■ Task to carry out ■
Below are the records; tally the lines in them that include the word "bank" and reply with the number alone.

[Entries from a dataset of interfaces]
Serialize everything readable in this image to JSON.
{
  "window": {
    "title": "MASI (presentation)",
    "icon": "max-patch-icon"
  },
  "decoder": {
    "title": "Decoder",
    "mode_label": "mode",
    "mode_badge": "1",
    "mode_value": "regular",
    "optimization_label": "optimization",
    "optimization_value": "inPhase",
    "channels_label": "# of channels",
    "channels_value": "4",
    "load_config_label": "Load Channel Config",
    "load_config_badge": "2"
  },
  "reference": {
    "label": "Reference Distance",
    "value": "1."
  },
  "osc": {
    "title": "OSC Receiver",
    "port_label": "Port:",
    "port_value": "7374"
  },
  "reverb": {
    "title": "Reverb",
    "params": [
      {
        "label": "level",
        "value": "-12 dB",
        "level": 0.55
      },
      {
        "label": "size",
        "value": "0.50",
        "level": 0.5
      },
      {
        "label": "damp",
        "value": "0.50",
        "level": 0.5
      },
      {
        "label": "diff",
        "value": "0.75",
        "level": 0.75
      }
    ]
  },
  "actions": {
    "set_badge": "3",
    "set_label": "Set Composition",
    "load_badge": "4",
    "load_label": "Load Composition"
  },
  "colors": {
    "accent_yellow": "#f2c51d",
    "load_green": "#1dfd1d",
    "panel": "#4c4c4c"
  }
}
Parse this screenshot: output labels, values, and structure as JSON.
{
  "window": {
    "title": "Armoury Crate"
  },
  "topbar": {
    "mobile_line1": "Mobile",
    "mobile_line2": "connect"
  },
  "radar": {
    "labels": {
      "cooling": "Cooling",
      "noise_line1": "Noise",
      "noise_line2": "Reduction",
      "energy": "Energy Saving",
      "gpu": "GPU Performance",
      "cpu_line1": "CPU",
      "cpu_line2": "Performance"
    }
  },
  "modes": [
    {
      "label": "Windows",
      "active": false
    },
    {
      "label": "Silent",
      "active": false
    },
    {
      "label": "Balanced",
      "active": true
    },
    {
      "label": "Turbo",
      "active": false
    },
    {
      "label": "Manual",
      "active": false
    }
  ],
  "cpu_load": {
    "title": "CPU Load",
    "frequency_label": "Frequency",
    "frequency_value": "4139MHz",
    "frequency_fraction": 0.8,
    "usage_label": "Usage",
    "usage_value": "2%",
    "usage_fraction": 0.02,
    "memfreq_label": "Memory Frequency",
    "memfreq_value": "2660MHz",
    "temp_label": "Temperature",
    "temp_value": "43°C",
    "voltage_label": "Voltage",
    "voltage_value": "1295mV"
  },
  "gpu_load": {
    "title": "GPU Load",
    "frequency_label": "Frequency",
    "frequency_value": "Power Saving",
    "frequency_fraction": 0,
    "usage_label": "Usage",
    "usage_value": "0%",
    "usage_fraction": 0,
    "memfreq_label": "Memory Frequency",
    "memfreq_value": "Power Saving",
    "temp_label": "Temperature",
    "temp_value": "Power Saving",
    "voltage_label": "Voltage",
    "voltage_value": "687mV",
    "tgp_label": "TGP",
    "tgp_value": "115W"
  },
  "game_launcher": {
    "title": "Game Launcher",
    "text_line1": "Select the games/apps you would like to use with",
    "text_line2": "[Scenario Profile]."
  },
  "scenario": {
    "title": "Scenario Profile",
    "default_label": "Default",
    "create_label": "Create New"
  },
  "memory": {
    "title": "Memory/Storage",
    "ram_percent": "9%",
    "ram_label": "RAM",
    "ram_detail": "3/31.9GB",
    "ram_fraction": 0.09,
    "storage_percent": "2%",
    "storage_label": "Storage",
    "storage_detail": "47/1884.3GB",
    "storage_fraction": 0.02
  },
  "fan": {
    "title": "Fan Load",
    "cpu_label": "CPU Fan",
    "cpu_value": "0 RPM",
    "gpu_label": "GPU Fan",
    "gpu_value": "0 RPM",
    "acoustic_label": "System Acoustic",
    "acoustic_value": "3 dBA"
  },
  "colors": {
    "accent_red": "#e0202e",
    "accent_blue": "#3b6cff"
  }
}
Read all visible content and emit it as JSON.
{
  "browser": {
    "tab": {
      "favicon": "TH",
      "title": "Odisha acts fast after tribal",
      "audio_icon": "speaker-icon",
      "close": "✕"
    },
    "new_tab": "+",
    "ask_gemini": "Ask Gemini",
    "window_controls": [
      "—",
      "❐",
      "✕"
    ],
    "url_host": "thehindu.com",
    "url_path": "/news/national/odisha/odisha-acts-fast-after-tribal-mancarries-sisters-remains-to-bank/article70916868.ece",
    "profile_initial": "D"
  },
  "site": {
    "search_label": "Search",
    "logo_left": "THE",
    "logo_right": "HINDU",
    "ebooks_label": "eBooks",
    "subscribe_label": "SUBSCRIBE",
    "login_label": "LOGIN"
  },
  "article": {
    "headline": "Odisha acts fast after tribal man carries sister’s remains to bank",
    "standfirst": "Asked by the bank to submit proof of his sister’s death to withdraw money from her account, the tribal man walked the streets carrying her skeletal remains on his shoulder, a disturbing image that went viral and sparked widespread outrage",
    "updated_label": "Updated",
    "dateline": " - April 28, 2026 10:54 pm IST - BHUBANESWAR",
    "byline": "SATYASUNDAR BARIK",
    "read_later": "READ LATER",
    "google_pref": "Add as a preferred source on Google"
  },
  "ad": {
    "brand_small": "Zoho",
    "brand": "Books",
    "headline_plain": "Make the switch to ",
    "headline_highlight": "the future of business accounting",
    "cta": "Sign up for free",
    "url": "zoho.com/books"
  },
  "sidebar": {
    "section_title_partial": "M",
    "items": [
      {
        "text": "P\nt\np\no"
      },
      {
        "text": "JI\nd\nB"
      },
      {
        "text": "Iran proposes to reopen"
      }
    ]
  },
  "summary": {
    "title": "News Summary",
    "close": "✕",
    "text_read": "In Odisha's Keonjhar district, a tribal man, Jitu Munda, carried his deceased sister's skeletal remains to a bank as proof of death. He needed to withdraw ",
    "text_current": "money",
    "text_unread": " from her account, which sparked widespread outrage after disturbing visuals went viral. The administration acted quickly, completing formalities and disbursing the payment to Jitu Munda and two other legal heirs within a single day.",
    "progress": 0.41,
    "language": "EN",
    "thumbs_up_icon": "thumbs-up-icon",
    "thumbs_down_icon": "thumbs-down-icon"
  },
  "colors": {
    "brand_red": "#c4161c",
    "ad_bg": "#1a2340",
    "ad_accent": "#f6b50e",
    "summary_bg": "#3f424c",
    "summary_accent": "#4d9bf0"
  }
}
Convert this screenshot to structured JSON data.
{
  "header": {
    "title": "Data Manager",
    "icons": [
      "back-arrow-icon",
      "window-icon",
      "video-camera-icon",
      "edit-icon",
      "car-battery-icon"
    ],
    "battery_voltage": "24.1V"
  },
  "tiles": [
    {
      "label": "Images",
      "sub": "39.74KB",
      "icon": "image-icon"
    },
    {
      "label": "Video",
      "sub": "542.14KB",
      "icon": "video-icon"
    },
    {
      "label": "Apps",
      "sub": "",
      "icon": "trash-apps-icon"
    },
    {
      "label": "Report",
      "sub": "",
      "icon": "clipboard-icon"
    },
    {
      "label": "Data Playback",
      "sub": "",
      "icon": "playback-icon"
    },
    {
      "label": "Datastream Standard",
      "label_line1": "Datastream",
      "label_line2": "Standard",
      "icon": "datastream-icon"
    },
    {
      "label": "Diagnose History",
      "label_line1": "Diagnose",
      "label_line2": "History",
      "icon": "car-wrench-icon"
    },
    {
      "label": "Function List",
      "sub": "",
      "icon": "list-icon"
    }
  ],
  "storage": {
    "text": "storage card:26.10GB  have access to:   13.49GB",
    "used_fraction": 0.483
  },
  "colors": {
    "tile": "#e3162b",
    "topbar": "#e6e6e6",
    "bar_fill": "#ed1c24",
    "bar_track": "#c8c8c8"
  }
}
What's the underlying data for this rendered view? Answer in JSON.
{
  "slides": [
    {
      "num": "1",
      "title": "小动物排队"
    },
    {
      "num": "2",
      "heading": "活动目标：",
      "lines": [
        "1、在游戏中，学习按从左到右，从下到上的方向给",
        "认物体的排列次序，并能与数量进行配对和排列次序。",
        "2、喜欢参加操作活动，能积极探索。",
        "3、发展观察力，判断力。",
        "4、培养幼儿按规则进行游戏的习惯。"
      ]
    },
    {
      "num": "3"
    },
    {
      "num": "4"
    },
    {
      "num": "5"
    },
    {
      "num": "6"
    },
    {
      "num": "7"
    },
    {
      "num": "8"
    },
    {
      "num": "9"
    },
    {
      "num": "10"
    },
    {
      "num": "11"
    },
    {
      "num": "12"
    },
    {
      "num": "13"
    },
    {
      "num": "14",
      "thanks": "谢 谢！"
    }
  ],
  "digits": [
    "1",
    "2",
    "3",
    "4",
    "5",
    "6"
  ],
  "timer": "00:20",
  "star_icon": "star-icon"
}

■ Solution for this exercise ■
4